Canelo captures WBC middleweight title with points win over Cotto
Saul 'Canelo' Alvarez (46-1-1, 32 KOs) defeated Miguel Cotto (40-5, 33 KOs) by unanimous decision to win the vacant WBC middleweight title on Saturday night at Mandalay Bay in Las Vegas.
Canelo outgunned Cotto over the 12 rounds and the judges awarded him wide scores of 119-109, 118-110 and 117-111.
The Puerto Rican moved well and outboxed Canelo in the early rounds, but by the 4th the Mexican was landing hard, accurate shots.
Canelo was overpowering his smaller opponent as the fight progressed and although Cotto had his moments, Canelo seemed unaffected by his shots.
The fighters stood toe-to-toe and exchanged punches in the 8th in the most entertaining round of the bout.
Canelo continued to take the fight to Cotto and landed several more hard shots in the later rounds. He opened the 12th on the attack but Cotto came back with some punches of his own and they traded shots before the bell to end an excellent fight.
"We knew going into this fight that it would be a difficult journey, but I feel that I was the faster and stronger fighter tonight," said Canelo.
"It's a great victory, not just for me, but for all of my country, for all my people, and especially for my team."
Next, Canelo is set to defend his WBC belt against interim champion Gennady Golovkin, who also holds the WBA and IBF 160 pound titles, in a mega-fight in 2016.
"If you want me to fight him (Golovkin) now, I’ll put the gloves on and fight him now. He’s a great champion, but right now I’ll put the gloves on and fight him."
Also on the card, in a fight of the year candidate, Mexican challenger Francisco Vargas (23-0-1, 17 KOs) stopped Japan's Takashi Miura (29-3-2, 22 KOs) in the 9th round to win the WBC super featherweight title.
Vargas hurt Miura in the first round with a left hand to the head.

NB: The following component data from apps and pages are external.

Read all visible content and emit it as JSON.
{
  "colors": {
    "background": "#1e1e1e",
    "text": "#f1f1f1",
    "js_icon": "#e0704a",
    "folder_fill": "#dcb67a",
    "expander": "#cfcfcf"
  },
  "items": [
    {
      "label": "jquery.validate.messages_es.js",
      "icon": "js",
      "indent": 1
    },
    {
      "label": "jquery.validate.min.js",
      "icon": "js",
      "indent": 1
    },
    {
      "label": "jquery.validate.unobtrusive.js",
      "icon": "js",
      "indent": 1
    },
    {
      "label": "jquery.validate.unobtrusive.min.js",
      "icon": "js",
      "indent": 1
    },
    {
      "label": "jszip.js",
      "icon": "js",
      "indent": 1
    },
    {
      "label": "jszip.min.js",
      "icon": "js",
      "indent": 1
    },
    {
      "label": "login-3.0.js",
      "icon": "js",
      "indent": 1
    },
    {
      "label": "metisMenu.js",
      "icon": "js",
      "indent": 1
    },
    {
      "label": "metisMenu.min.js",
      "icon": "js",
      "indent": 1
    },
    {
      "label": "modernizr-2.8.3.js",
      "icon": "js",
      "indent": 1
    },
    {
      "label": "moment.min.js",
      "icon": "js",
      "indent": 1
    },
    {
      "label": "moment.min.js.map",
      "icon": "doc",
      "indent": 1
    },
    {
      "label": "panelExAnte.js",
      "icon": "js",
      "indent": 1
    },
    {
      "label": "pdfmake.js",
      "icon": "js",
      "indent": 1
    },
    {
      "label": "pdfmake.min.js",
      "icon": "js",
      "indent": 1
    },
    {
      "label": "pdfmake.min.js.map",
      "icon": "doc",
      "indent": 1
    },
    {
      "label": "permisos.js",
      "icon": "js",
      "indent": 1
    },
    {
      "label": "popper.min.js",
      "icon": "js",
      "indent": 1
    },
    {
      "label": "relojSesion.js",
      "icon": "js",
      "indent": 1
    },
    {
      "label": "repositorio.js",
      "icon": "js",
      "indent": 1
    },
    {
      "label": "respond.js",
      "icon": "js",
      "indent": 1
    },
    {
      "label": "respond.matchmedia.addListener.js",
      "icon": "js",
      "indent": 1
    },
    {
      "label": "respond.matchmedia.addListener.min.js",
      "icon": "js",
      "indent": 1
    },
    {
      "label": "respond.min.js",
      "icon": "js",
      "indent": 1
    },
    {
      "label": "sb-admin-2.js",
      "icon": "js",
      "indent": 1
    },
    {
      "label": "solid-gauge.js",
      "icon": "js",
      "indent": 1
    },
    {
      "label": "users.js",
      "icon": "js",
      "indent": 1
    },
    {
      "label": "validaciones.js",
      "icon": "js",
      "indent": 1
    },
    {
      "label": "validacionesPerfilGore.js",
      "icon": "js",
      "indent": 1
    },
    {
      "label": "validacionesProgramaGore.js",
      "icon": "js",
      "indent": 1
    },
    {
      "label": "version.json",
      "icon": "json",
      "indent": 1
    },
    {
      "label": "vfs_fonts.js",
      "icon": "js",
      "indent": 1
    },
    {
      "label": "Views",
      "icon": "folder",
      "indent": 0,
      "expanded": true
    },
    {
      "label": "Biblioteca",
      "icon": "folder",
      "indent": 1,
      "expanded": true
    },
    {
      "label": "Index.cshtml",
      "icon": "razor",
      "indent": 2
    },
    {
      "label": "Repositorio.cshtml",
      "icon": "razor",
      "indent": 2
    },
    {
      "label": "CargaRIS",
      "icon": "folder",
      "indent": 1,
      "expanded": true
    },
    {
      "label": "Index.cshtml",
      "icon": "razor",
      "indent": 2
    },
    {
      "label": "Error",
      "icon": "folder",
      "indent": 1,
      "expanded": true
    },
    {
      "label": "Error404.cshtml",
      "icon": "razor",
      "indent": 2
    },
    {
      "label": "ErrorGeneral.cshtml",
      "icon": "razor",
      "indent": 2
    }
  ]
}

But the champion came back to drop Vargas with a right hand in the 4th. Miura continued to get the better of Vargas, who suffered a badly swollen right eye.
However, Vargas rallied in the 9th and put Miura down with a left uppercut.
After Miura got up, a barrage of punches forced referee Tony Weeks to stop the fight at 1:31 of the round.
Former WBA and WBO super bantamweight champion Guillermo Rigondeaux (16-0, 10 KOs) outpointed Filipino fighter Drian Francisco (28-4-1, 22 KOs) over 10 one-sided rounds.
Rigondeaux connected with occasional combinations but did not throw many punches at all.
The two-time Cuban Olympic gold medalist countered and moved throughout as the crowd booed the lack of action.
Rigondeaux dominated his overmatched opponent from start to finish and won by scores of 97-93, 100-90 and 100-90.